Among the many situationally specific events that can take place during pregnancy, one rare, emergency occurrence is known as umbilical cord prolapse. Occurring in less than one percent, or approximately one in every 300 births, this condition occurs when the umbilical cord enters the mother’s vagina, dropping between the fetal presenting part and the cervix, before birth.
As the baby’s lifeline to the mother, the umbilical cord transports nutrients to the baby and also carries away the baby’s waste products. This rare but serious complication is cause for concern when present as the occurrence can deprive the fetus of oxygen, and may even result in a stillbirth.
Causes of Umbilical Cord Prolapse
When the umbilical cord is too long, it is more likely to prolapse. The cord may be longer than average, or the baby may be positioned low in the uterus. That can cause the cord to fall through the cervix and into the birth canal ahead of the baby. In some cases, the umbilical cord may be long enough to wrap around the baby’s neck. If this happens, it is referred to as a nuchal cord. A nuchal cord can increase the risk of umbilical cord prolapse.
If the baby is in a breech position, in which their bottom or feet are down instead of their head, it can increase the risk of umbilical cord prolapse. That is because the baby’s head puts pressure on the cord, which can cause it to slip out of the uterus and into the birth canal. Breech babies are also more likely to have their cords wrapped around the body, increasing the risk of prolapse.
Cord prolapse is also more likely to occur if amniotic fluid leaks from the sac surrounding the baby. Should the amniotic sac ruptures before the baby is born, known as premature rupture of membranes or PROM, there’s a greater chance of cord prolapse because there’s nothing to support the cord once it drops into the vaginal canal. When this happens, it is highly critical to seek medical attention immediately, as cord prolapse can be fatal for the baby.
Complications That May Increase Your Risk of Cord Prolapse
The incompetent cervix is one of the most common causes. While it can occur in any pregnancy, it is more common in women who have had a previous cesarean delivery or are carrying twins or triplets. If you have an incompetent cervix, your doctor will likely recommend bed rest and close monitoring of your pregnancy. If the prolapse does occur, it is treated with an emergency cesarean delivery.
Placenta previa is when the placenta lies low in the uterus, near or over the cervical opening. That can cause the umbilical cord to drop into the birth canal, which may become compressed during labor.
When you have more than one baby, you are at increased risk because the extra weight of the baby can put pressure on the cord, causing it to slip through the opening in the uterus. If this happens during childbirth, it can be very dangerous for both mother and child. That’s why it is essential to be aware of the signs of umbilical cord prolapse and seek emergency medical attention if you think it may be happening. Some symptoms to look out for include a sudden change in fetal heart rate, cramping or contractions, and vaginal bleeding.
Polyhydramnios occurs when too much amniotic fluid surrounds the baby in the womb.
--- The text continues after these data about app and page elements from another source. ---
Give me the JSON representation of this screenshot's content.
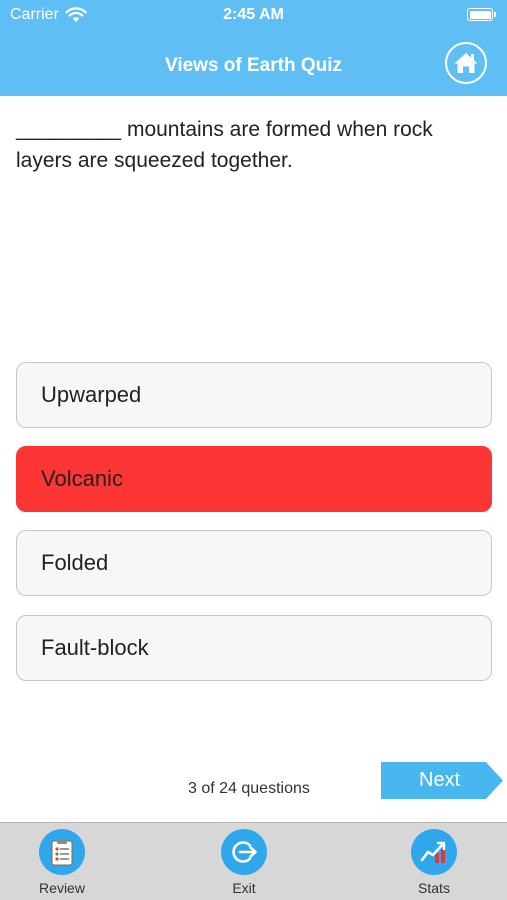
{
  "status_bar": {
    "carrier": "Carrier",
    "time": "2:45 AM",
    "icons": [
      "wifi-icon",
      "battery-icon"
    ]
  },
  "header": {
    "title": "Views of Earth Quiz",
    "home_icon": "home-icon",
    "background_color": "#5fbff5"
  },
  "question": {
    "text": "_________ mountains are formed when rock layers are squeezed together."
  },
  "answers": [
    {
      "label": "Upwarped",
      "state": "default"
    },
    {
      "label": "Volcanic",
      "state": "wrong",
      "color": "#fc3535"
    },
    {
      "label": "Folded",
      "state": "default"
    },
    {
      "label": "Fault-block",
      "state": "default"
    }
  ],
  "progress": {
    "text": "3 of 24 questions",
    "current": 3,
    "total": 24
  },
  "next_label": "Next",
  "tab_bar": {
    "items": [
      {
        "label": "Review",
        "icon": "review-clipboard-icon"
      },
      {
        "label": "Exit",
        "icon": "exit-icon"
      },
      {
        "label": "Stats",
        "icon": "stats-chart-icon"
      }
    ]
  }
}
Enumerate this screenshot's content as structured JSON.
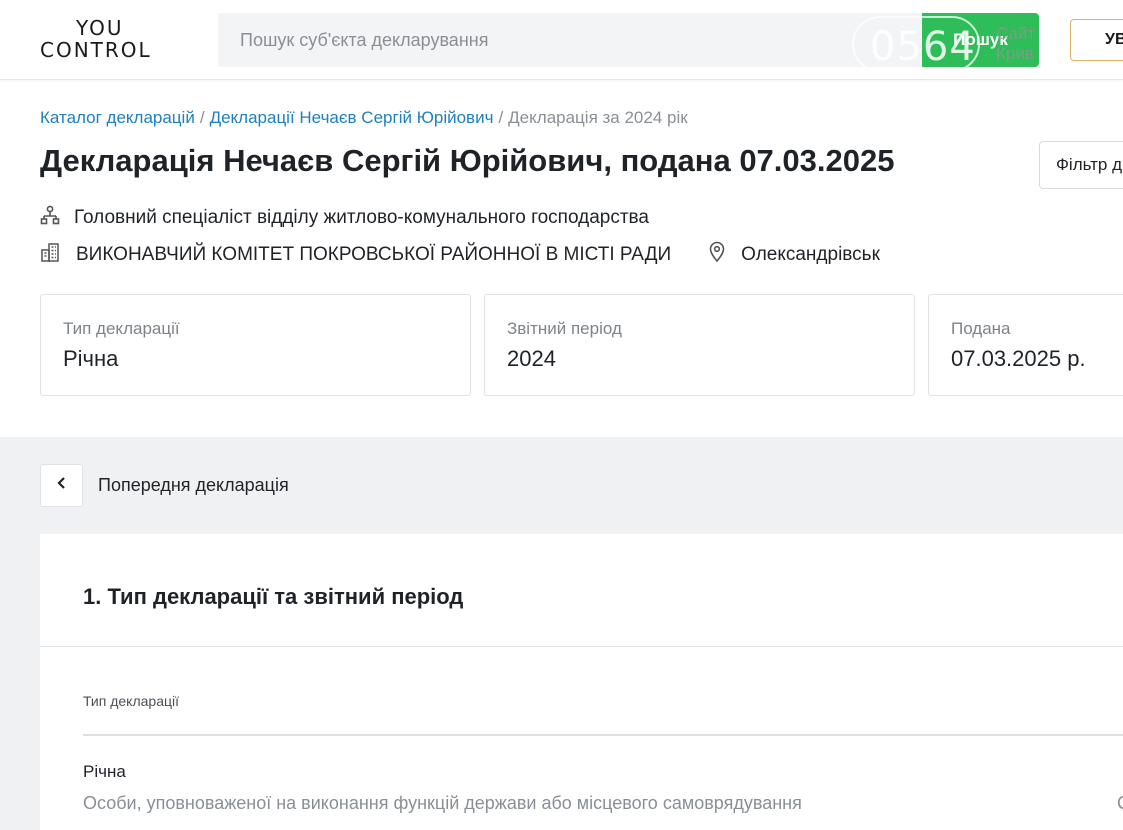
{
  "header": {
    "logo_line1": "YOU",
    "logo_line2": "CONTROL",
    "search_placeholder": "Пошук суб'єкта декларування",
    "search_button": "Пошук",
    "watermark_number": "0564",
    "watermark_text_line1": "Сайт",
    "watermark_text_line2": "Крив",
    "login_button": "УВ"
  },
  "breadcrumb": {
    "item1": "Каталог декларацій",
    "item2": "Декларації Нечаєв Сергій Юрійович",
    "current": "Декларація за 2024 рік",
    "separator": "/"
  },
  "page": {
    "title": "Декларація Нечаєв Сергій Юрійович, подана 07.03.2025",
    "filter_button": "Фільтр д",
    "position": "Головний спеціаліст відділу житлово-комунального господарства",
    "organization": "ВИКОНАВЧИЙ КОМІТЕТ ПОКРОВСЬКОЇ РАЙОННОЇ В МІСТІ РАДИ",
    "city": "Олександрівськ"
  },
  "cards": [
    {
      "label": "Тип декларації",
      "value": "Річна"
    },
    {
      "label": "Звітний період",
      "value": "2024"
    },
    {
      "label": "Подана",
      "value": "07.03.2025 р."
    }
  ],
  "navigation": {
    "prev_label": "Попередня декларація"
  },
  "section1": {
    "title": "1. Тип декларації та звітний період",
    "field_label": "Тип декларації",
    "field_value": "Річна",
    "field_sub": "Особи, уповноваженої на виконання функцій держави або місцевого самоврядування",
    "cut_char": "С"
  },
  "colors": {
    "accent_link": "#1f7fbf",
    "search_button": "#2ebd59",
    "login_border": "#d9b46a",
    "band_bg": "#f0f1f3"
  }
}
That can place additional pressure on the cord and cause it to drop into the birth canal. If you are diagnosed with polyhydramnios, your healthcare provider will closely monitor you during pregnancy and may recommend an induction or a C-section to reduce the risk of cord prolapse.
Signs, Symptoms and Treatment
The most common symptom of umbilical cord prolapse is feeling the prolapsed cord in your vagina after your water has broken. One study estimates that 57 percent of prolapses occur within five minutes after the membrane ruptures, and 67 percent occur within one hour of the rupture. Other signs and symptoms may include contractions, abdominal pain, fetal distress, vaginal bleeding and a change in baby’s heart rate. Diagnosis of umbilical cord prolapse is done so by seeing or palpating the prolapsed cord on a pelvic exam. If it is not treated quickly, it can lead to serious complications for both mother and child. With prompt medical treatment, however, most women go on to have healthy pregnancies and babies.
If and when umbilical cord prolapse is diagnosed, the most important thing to do is deliver the baby as soon as possible. That is done via C-section or induction. In some cases, it may be possible to reposition the baby, so the cord is no longer compressed, however, this is only possible if the umbilical cord is not completely prolapsed and the baby’s head isn’t engaged in the birth canal.
Though a scary concern to think about, umbilical cord prolapse is relatively rare. However, if it does occur, quick outreach to a doctor and fast prognosis is generally good with early detection and can be treated promptly. Expectant mothers should be aware of the symptoms and seek medical attention immediately if they occur.